What the task requires:
Report the count of lines holding "this" in the records, with no other words.

Records to process:
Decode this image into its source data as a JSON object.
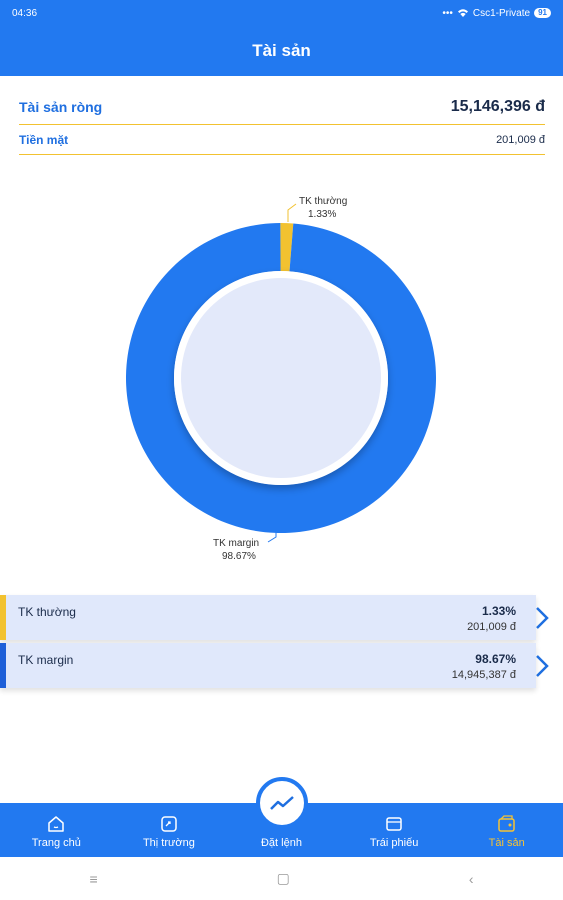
{
  "status": {
    "time": "04:36",
    "dots": "•••",
    "network": "Csc1-Private",
    "battery": "91"
  },
  "header": {
    "title": "Tài sản"
  },
  "summary": {
    "net_label": "Tài sản ròng",
    "net_value": "15,146,396 đ",
    "cash_label": "Tiền mặt",
    "cash_value": "201,009 đ"
  },
  "chart_data": {
    "type": "pie",
    "donut": true,
    "slices": [
      {
        "label": "TK thường",
        "percent_label": "1.33%",
        "value": 1.33,
        "color": "#f2c230"
      },
      {
        "label": "TK margin",
        "percent_label": "98.67%",
        "value": 98.67,
        "color": "#2279f0"
      }
    ]
  },
  "accounts": [
    {
      "name": "TK thường",
      "percent": "1.33%",
      "value": "201,009 đ",
      "color": "#f2c230"
    },
    {
      "name": "TK margin",
      "percent": "98.67%",
      "value": "14,945,387 đ",
      "color": "#1e5fd8"
    }
  ],
  "nav": {
    "items": [
      {
        "label": "Trang chủ",
        "icon": "home-icon"
      },
      {
        "label": "Thị trường",
        "icon": "market-icon"
      },
      {
        "label": "Đặt lệnh",
        "icon": "trend-icon"
      },
      {
        "label": "Trái phiếu",
        "icon": "wallet-icon"
      },
      {
        "label": "Tài sản",
        "icon": "assets-icon",
        "active": true
      }
    ]
  },
  "system_nav": {
    "menu": "≡",
    "home": "▢",
    "back": "‹"
  }
}
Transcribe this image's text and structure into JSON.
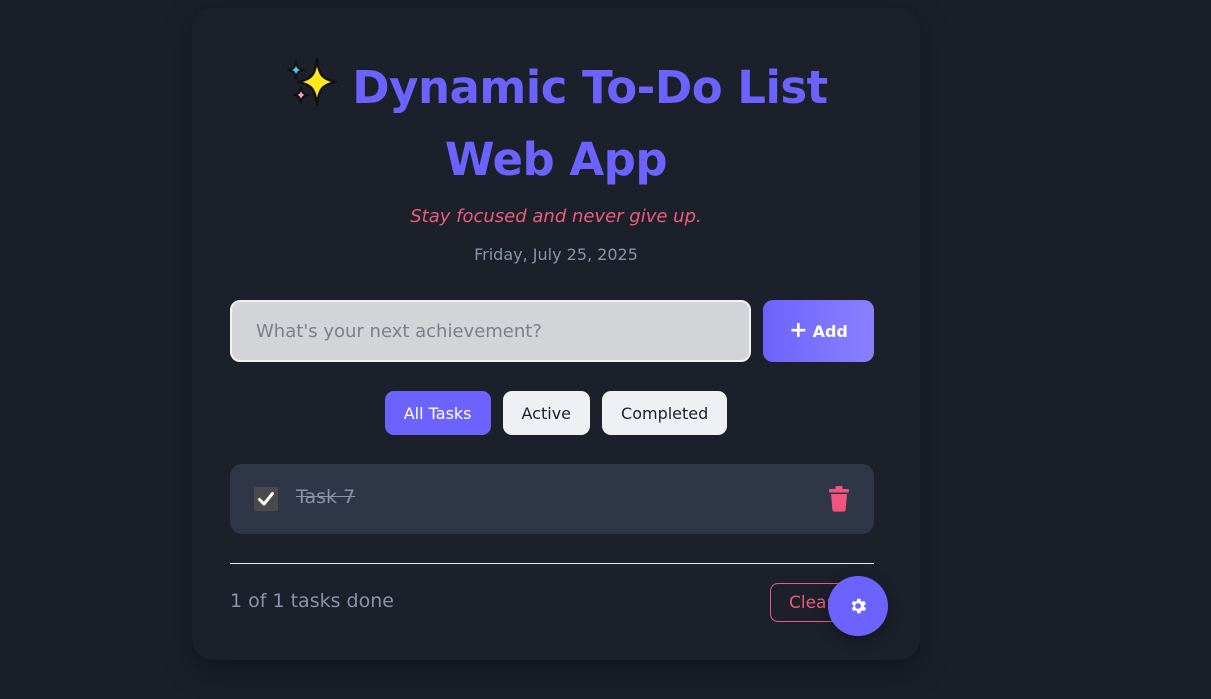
{
  "header": {
    "title_line1": "Dynamic To-Do List",
    "title_line2": "Web App",
    "title_icon": "sparkles-icon",
    "subtitle": "Stay focused and never give up.",
    "date": "Friday, July 25, 2025"
  },
  "input": {
    "placeholder": "What's your next achievement?",
    "value": ""
  },
  "add_button": {
    "icon": "plus-icon",
    "label": "Add"
  },
  "filters": [
    {
      "label": "All Tasks",
      "active": true
    },
    {
      "label": "Active",
      "active": false
    },
    {
      "label": "Completed",
      "active": false
    }
  ],
  "tasks": [
    {
      "text": "Task 7",
      "completed": true
    }
  ],
  "footer": {
    "count_text": "1 of 1 tasks done",
    "clear_label": "Clear"
  },
  "settings_button": {
    "icon": "gear-icon"
  },
  "colors": {
    "accent": "#6c63ff",
    "danger": "#ec5b7e",
    "background": "#1b1f2a",
    "task_bg": "#2f3647"
  }
}
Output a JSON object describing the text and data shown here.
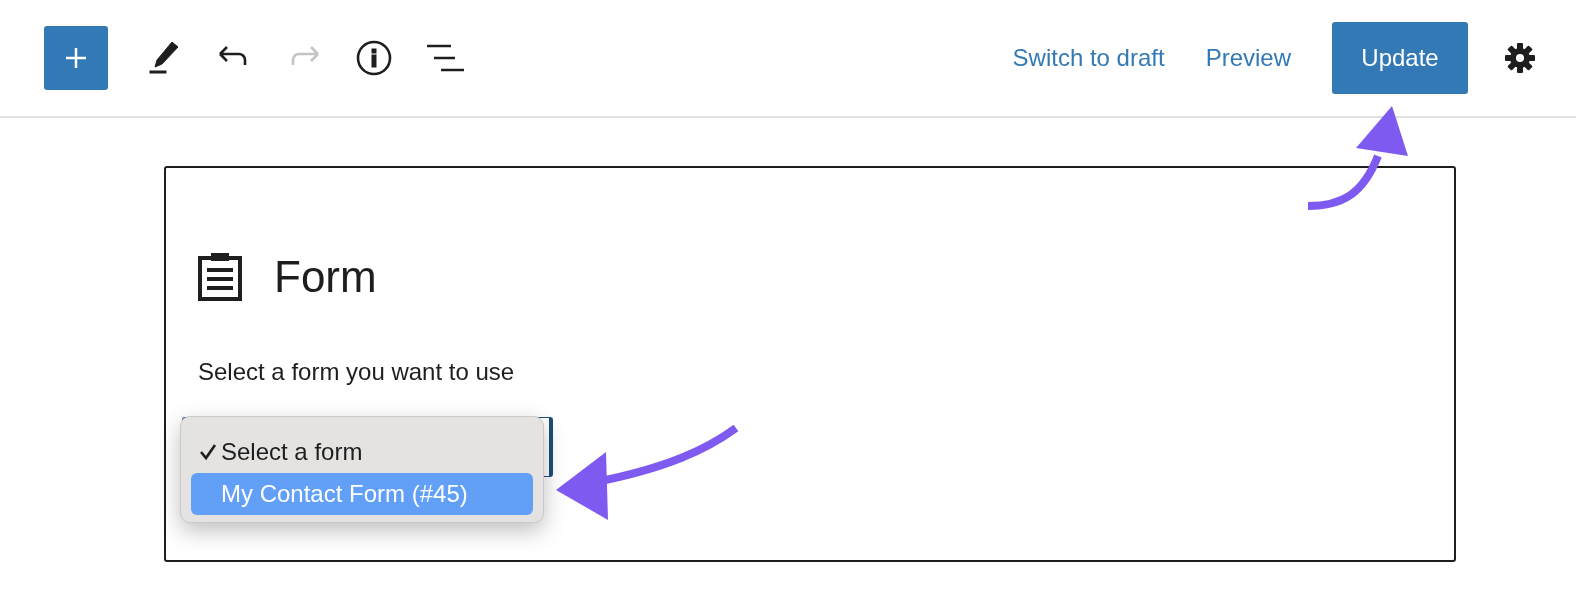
{
  "toolbar": {
    "undo": {
      "disabled": false
    },
    "redo": {
      "disabled": true
    },
    "links": [
      "Switch to draft",
      "Preview"
    ],
    "primary_button": "Update"
  },
  "block": {
    "title": "Form",
    "description": "Select a form you want to use",
    "dropdown": {
      "open": true,
      "options": [
        {
          "label": "Select a form",
          "checked": true,
          "selected": false
        },
        {
          "label": "My Contact Form (#45)",
          "checked": false,
          "selected": true
        }
      ]
    }
  }
}
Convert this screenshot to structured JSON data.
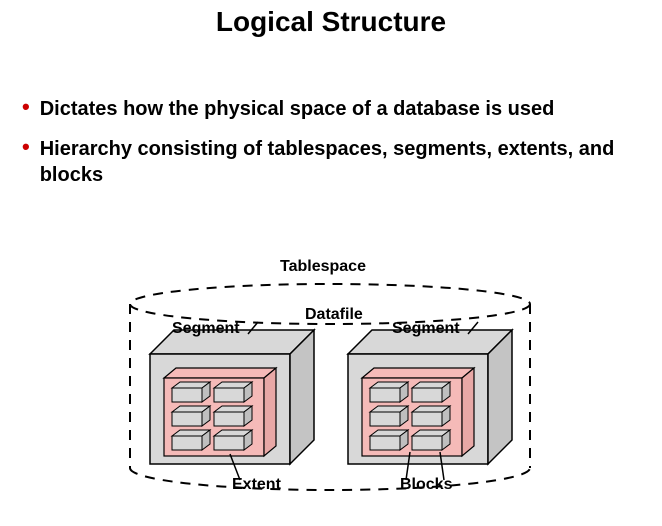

Solved problem:
3